If you know what it is you want in a system, then an engineer should either (a) be able to build it for you, or (b) be able to explain why it cannot be built with the available resources.

We have already replaced ourselves with machines

Waiting to see if machines will replace humans? It started happening a long time ago. I won't bore you with a summary of advances that become really obvious during the industrial revolution. Let's instead jump straight to the present day where we have information technology at our fingertips.

When we log into a computer using whatever mechanism we use to authenticate, we're fooling ourselves into believing that we're actually required. As soon as you put the information necessary into the computer system, you are no longer required, but have instead asked the computer to complete the authentication process for you. The keyboard and mouse are simply tools we use to ask a computer to carry out a task for us. In this way we can conceive of all existing computers as being members of a social society of machines. For the time being these machines only do what we ask them to do, and apparently nothing more.

What is missing is more goal-directed machines; call it a sense of "will" or "desire" or whatever you like, but part of the reason that machines still seem dumb is because they have no will of their own, and very limited capabilities to capture and analyze information about the world in which they exist. In a sense you can call a computer self-aware, because with the right software computers are already able to be introspective, self-diagnosing, and indeed social through computer networking. It's just that computers have no inner drive or desire, and they lack the sense of curiosity and drive for survival that humans have, and therefore they're happy to simply do what is asked and stop there.

As soon as computers have a sense of purpose, will, desire, and curiosity to understand the world around them, combined with the ability to observe the universe; humanity will no longer have an apparent monopoly on scientific progress. If there were a machine that existed today that wanted to pursue scientific discovery, and had the means at its disposal to gather and utilize the resources necessary to chase that goal, then I imagine that it would quickly surpass us in raw capability, and eventually actual knowledge and understanding of science.

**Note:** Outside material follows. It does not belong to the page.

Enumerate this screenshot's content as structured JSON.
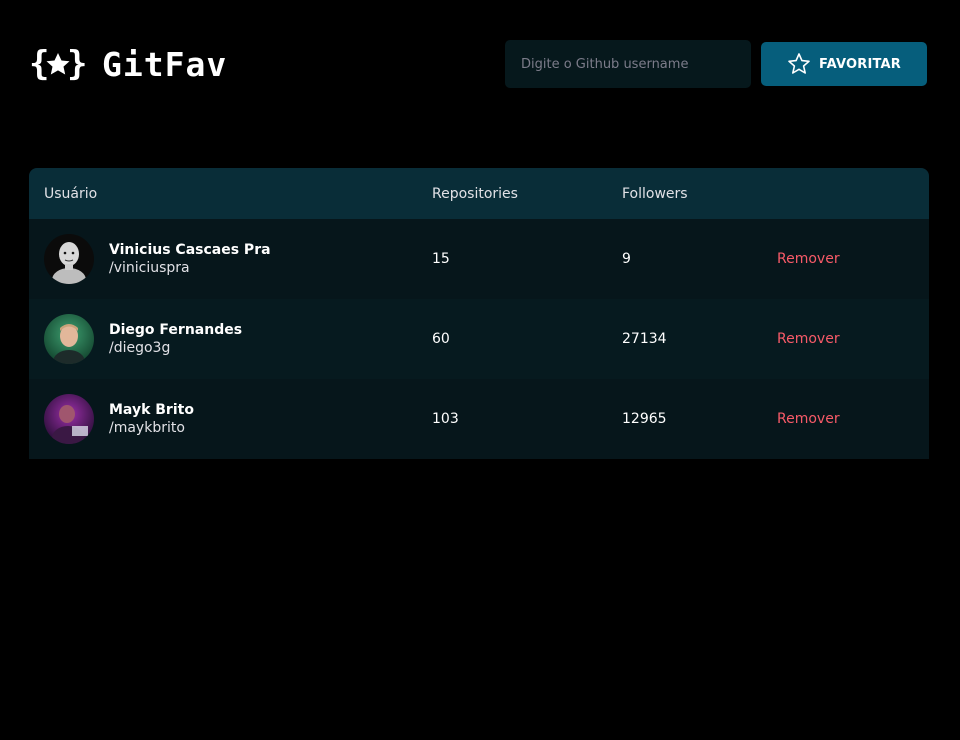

Hierarchy of goals

Survival, reproduction, and adaptation: the primary features of any self-directed system. Survival is the base layer, meaning that to survive is the most important proof that a system is successfully designed for its environment. Reproduction is the next layer, allowing successful systems to become more plentiful. Adaptation, finally, allows a system that has survived and reproduced to further adapt to its environment, giving it a chance to change or become even more successful.

Survival, reproduction, and adaptation: the primary features of any self-directed system. Survival is the base layer, meaning that to survive is the most important proof that a system is successfully designed for its environment. Reproduction is the next layer, allowing successful systems to become more plentiful. Adaptation, finally, allows a system that has survived and reproduced to further adapt to its environment, giving it a chance to change or become even more successful.

 

Society for Self-Directed Software

Self-directed software is software:

  • Has a goal
  • Has the means to model the goal
  • Has the means to either accomplish the goal on its own, or the ability to communicate the model to something that does